It’s possible that all of these ideas could cohesively be part of the same project, but White House Plumbers is unfortunately not that project. Headey is giving an entirely grounded, if slyly funny, performance as Dorothy, who assists Howard from time to time but mostly finds his devotion to the cause, at the expense of her and their kids(*), exasperating.
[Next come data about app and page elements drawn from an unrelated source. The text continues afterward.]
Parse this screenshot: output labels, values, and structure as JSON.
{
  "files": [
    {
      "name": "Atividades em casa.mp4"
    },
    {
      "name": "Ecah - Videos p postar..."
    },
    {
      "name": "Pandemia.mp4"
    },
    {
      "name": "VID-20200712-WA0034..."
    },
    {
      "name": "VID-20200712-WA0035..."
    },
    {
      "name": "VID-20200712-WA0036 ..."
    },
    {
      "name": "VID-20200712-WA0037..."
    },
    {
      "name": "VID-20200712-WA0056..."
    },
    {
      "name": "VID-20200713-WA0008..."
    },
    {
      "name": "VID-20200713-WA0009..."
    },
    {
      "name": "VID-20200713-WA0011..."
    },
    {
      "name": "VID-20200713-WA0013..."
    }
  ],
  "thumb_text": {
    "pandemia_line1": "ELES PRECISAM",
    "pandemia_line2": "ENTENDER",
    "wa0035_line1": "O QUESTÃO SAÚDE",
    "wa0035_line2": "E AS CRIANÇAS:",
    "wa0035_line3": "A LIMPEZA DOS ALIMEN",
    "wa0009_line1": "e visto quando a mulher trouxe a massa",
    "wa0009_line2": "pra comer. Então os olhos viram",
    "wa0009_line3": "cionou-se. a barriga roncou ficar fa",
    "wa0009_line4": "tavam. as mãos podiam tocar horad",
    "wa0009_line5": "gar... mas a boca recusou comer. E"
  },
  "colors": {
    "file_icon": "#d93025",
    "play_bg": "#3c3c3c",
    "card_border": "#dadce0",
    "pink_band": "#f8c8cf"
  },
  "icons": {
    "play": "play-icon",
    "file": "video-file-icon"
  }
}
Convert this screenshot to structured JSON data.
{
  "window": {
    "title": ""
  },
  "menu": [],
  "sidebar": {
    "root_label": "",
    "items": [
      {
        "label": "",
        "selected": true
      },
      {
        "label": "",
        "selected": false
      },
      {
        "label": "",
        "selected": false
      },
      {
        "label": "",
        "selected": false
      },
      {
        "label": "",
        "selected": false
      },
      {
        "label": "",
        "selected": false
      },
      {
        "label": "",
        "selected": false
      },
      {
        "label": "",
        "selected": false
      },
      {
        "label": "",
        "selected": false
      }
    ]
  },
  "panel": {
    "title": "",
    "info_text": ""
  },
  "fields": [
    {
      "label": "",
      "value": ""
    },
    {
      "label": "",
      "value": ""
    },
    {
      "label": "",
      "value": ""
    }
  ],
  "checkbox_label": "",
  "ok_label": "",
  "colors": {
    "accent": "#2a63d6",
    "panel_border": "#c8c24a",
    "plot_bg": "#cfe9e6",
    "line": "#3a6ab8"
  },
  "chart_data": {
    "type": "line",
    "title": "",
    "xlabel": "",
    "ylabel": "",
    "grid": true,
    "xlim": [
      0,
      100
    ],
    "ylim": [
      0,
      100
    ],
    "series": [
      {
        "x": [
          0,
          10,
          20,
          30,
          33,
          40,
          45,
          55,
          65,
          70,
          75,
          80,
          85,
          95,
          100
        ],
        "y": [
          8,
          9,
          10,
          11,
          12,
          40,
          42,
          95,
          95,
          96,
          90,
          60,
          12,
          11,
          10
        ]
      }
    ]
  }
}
At the opposite end of the spectrum, Theroux wildly commits to the bit, playing Liddy as a ridiculously performative creature who over-enunciates every word and carries himself like he is the toughest, most self-righteous human ever put on God’s creation. (He’s the most memorable and amusing part of the thing, and suggests a purely broad version that might work better at movie-length.) Harrelson tries to toggle back and forth between those two modes, but the Hunt of the family scenes generally feels like a different character from the guy donning silly wigs and yelling at Liddy and the Cubans.
(*) Kiernan Shipka has an oddly inconsequential role as the most successful of the Hunt children. Both she and F. Murray Abraham — in a similar nothing part as the judge overseeing the initial Watergate burglary trial — perhaps signed on because this seemed like a project that would result in many Emmy nominations. Maybe they’re right, especially with White Lotus (which features Abraham much more prominently) shifting over to the drama series categories. (But also, this is probably not the ideal time to debut a show featuring Abraham, even in a glorified cameo.)
There’s a scene in the second episode where Nixon campaign executive Jeb Magruder (Ike Barinholtz) is fuming that newspaper columnist Jack Anderson has reported on the Dita Beard scandal. Liddy asks what he can do to help, and Magruder quips that Liddy should kill Anderson. Without another word, Liddy marches out of Magruder’s office and is halfway down the street before his horrified boss can stop him. He’s baffled that Liddy didn’t recognize that he was joking, but the confusion seems on brand for a show that can’t quite decide on a tone. When one prominent character dies horribly, the show both tries to mine it for pathos and make jokes about conspiracy theories. It’s awkward at best, off-putting and insensitive at worst.
The Watergate story is so huge, and so strange, that it’s led to many dramatizations, with wildly different approaches. All the President’s Men was a white-knuckle thriller, while the 1999 Kirsten Dunst/Michelle Williams comedy Dick presented the scandal through the eyes of two giggly teenage girls. But between Starz’s Gaslit — which came and went last spring without anybody noticing it, even though it starred Julia Roberts and Sean Penn — and this, we appear to have passed the point of diminishing returns. In a later episode, the filmmakers figure out how to incorporate audio of an actor from a different Watergate project into this one. This briefly made me smile, but mainly because it was inspiring thoughts of that adaptation, as well as a desire to just watch it instead.
The first episode of White House Plumbers debuts tonight on HBO and HBO Max, with additional installments releasing weekly. I’ve seen all five episodes.